Lack of refinement of feedback connections could be the basis for synaesthesia (Hubbard & Ramachandran 2005). Synaesthesia is relevant to considerations of the savant syndrome. For example, Daniel Tammet relates in his autobiography (Tammet 2006) that his synaesthesia is vital to his ability to remember numbers and to carry out calculations. In an attempt to explain savant talent, Mottron and colleagues suggested that there may be increased local activity in specialized local or grapheme areas owing to environmental access/interest (Mottron et al. 2006). This could perhaps be explained by assuming that critical periods of synaptic plasticity affect adjoining areas (i.e. V4/V8) as a consequence of bias towards the activity of short-range connections. Furthermore, in visual cortex, feedback projections from layer V of visual association areas subtending grapheme processing to isomodal areas such as V4 are shorter than the corresponding feed-forward projections originating from layer II/III (Bannister 2005). It is therefore only to be expected that tones also activate lexical representations (i.e. simple sound to associative lexeme). These cross-modal connections are pre-existing (Pascual-Leone & Hamilton 2001) and could be facilitated by increased activation within adjacent areas. It is plausible that the activity is increased in association areas processing low-level perceptual information including grapheme/lexical information, phonemic, or visual object or feature representations, because access to such information is available during the window of synaptic development of those areas post-natally. Increased functionality of those areas is reinforced through positive feedback from the environment (Mottron et al. 2006). Increased connectivity within minicolumnar microcircuits, and their incorporation into specialized subnetworks within the cortical area, would allow for rapid efficient and discriminative processing of low-level perceptual/semantic representations, i.e. within word categories such as proper names. These subnetworks would be strengthened by increased connections to areas processing elemental features such as phonemes, morphemes or low-level visual features.

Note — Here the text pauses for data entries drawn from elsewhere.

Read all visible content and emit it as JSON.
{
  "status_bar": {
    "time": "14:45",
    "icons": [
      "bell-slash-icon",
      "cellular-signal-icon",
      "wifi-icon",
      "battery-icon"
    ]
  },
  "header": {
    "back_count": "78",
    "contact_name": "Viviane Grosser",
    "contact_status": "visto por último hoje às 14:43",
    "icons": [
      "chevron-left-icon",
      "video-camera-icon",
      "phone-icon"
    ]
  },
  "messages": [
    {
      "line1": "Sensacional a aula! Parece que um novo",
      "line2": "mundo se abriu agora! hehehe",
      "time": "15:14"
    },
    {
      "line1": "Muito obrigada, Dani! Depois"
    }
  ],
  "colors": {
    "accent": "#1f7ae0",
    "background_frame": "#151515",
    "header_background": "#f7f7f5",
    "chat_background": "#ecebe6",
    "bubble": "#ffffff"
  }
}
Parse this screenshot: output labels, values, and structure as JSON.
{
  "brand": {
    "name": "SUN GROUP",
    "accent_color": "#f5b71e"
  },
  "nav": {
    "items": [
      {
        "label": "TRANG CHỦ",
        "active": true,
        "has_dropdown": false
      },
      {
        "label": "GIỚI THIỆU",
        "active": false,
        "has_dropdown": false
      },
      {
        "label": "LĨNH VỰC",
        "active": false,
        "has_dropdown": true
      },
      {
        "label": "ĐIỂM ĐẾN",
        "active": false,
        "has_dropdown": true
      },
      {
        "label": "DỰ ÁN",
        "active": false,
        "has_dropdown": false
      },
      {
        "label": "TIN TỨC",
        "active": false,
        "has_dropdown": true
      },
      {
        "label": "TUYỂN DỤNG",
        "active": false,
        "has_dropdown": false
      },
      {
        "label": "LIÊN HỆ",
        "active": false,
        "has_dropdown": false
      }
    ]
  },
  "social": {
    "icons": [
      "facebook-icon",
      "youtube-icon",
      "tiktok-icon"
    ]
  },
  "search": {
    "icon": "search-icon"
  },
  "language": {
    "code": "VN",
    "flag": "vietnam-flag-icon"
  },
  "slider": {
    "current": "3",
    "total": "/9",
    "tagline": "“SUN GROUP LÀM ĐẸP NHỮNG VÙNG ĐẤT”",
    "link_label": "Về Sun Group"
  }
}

In summary, the pathological processes that lead to autism have distributed effects. We speculate that they may reflect a disruption of multiple fundamental processes during the patterning and organization of cortical cytoarchitecture. The effects of these disrupted processes may be manifested widely, yet altered connectivity/structure in early maturing regions will compound developmental disruptions in subsequently developing areas. Atypical or adaptive behaviours associated with these changes may well provide a basis for overtraining of compensatory or developmentally enhanced functions.
One contribution of 18 to a Discussion Meeting Issue ‘Autism and talent’.